───── Provided records ─────

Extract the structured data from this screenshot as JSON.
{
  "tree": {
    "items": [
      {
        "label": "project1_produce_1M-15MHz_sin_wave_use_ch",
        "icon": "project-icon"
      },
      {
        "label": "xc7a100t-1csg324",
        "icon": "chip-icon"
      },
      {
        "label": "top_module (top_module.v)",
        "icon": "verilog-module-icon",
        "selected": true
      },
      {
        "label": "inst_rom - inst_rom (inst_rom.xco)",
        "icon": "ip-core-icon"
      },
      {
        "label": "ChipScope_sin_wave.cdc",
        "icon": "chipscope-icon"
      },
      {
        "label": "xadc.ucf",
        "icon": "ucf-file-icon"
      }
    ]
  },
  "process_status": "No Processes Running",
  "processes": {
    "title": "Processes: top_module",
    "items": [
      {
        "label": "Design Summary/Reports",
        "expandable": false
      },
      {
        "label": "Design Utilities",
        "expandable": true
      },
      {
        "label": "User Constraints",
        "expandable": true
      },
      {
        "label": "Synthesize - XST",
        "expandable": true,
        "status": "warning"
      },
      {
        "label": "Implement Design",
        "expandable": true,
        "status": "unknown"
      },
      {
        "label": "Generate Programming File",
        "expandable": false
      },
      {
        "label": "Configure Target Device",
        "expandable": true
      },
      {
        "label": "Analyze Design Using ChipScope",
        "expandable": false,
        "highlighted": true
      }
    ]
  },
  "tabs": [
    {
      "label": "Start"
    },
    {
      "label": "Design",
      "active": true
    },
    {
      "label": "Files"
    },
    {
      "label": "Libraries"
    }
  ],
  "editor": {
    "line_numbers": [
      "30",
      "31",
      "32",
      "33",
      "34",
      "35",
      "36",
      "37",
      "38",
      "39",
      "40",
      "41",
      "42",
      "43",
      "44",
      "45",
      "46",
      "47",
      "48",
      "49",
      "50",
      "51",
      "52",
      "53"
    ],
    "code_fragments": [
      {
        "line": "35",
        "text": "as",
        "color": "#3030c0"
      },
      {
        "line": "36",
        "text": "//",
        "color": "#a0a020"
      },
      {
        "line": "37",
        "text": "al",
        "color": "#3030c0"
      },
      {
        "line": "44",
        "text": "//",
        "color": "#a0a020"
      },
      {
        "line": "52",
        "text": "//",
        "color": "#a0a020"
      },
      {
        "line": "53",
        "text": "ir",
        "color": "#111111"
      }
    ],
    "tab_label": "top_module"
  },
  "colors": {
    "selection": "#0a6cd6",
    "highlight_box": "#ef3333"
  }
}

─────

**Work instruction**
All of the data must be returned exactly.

**Output for this exercise**
Extract the structured data from this screenshot as JSON.
{
  "tree": {
    "items": [
      {
        "label": "project1_produce_1M-15MHz_sin_wave_use_ch",
        "icon": "project-icon"
      },
      {
        "label": "xc7a100t-1csg324",
        "icon": "chip-icon"
      },
      {
        "label": "top_module (top_module.v)",
        "icon": "verilog-module-icon",
        "selected": true
      },
      {
        "label": "inst_rom - inst_rom (inst_rom.xco)",
        "icon": "ip-core-icon"
      },
      {
        "label": "ChipScope_sin_wave.cdc",
        "icon": "chipscope-icon"
      },
      {
        "label": "xadc.ucf",
        "icon": "ucf-file-icon"
      }
    ]
  },
  "process_status": "No Processes Running",
  "processes": {
    "title": "Processes: top_module",
    "items": [
      {
        "label": "Design Summary/Reports",
        "expandable": false
      },
      {
        "label": "Design Utilities",
        "expandable": true
      },
      {
        "label": "User Constraints",
        "expandable": true
      },
      {
        "label": "Synthesize - XST",
        "expandable": true,
        "status": "warning"
      },
      {
        "label": "Implement Design",
        "expandable": true,
        "status": "unknown"
      },
      {
        "label": "Generate Programming File",
        "expandable": false
      },
      {
        "label": "Configure Target Device",
        "expandable": true
      },
      {
        "label": "Analyze Design Using ChipScope",
        "expandable": false,
        "highlighted": true
      }
    ]
  },
  "tabs": [
    {
      "label": "Start"
    },
    {
      "label": "Design",
      "active": true
    },
    {
      "label": "Files"
    },
    {
      "label": "Libraries"
    }
  ],
  "editor": {
    "line_numbers": [
      "30",
      "31",
      "32",
      "33",
      "34",
      "35",
      "36",
      "37",
      "38",
      "39",
      "40",
      "41",
      "42",
      "43",
      "44",
      "45",
      "46",
      "47",
      "48",
      "49",
      "50",
      "51",
      "52",
      "53"
    ],
    "code_fragments": [
      {
        "line": "35",
        "text": "as",
        "color": "#3030c0"
      },
      {
        "line": "36",
        "text": "//",
        "color": "#a0a020"
      },
      {
        "line": "37",
        "text": "al",
        "color": "#3030c0"
      },
      {
        "line": "44",
        "text": "//",
        "color": "#a0a020"
      },
      {
        "line": "52",
        "text": "//",
        "color": "#a0a020"
      },
      {
        "line": "53",
        "text": "ir",
        "color": "#111111"
      }
    ],
    "tab_label": "top_module"
  },
  "colors": {
    "selection": "#0a6cd6",
    "highlight_box": "#ef3333"
  }
}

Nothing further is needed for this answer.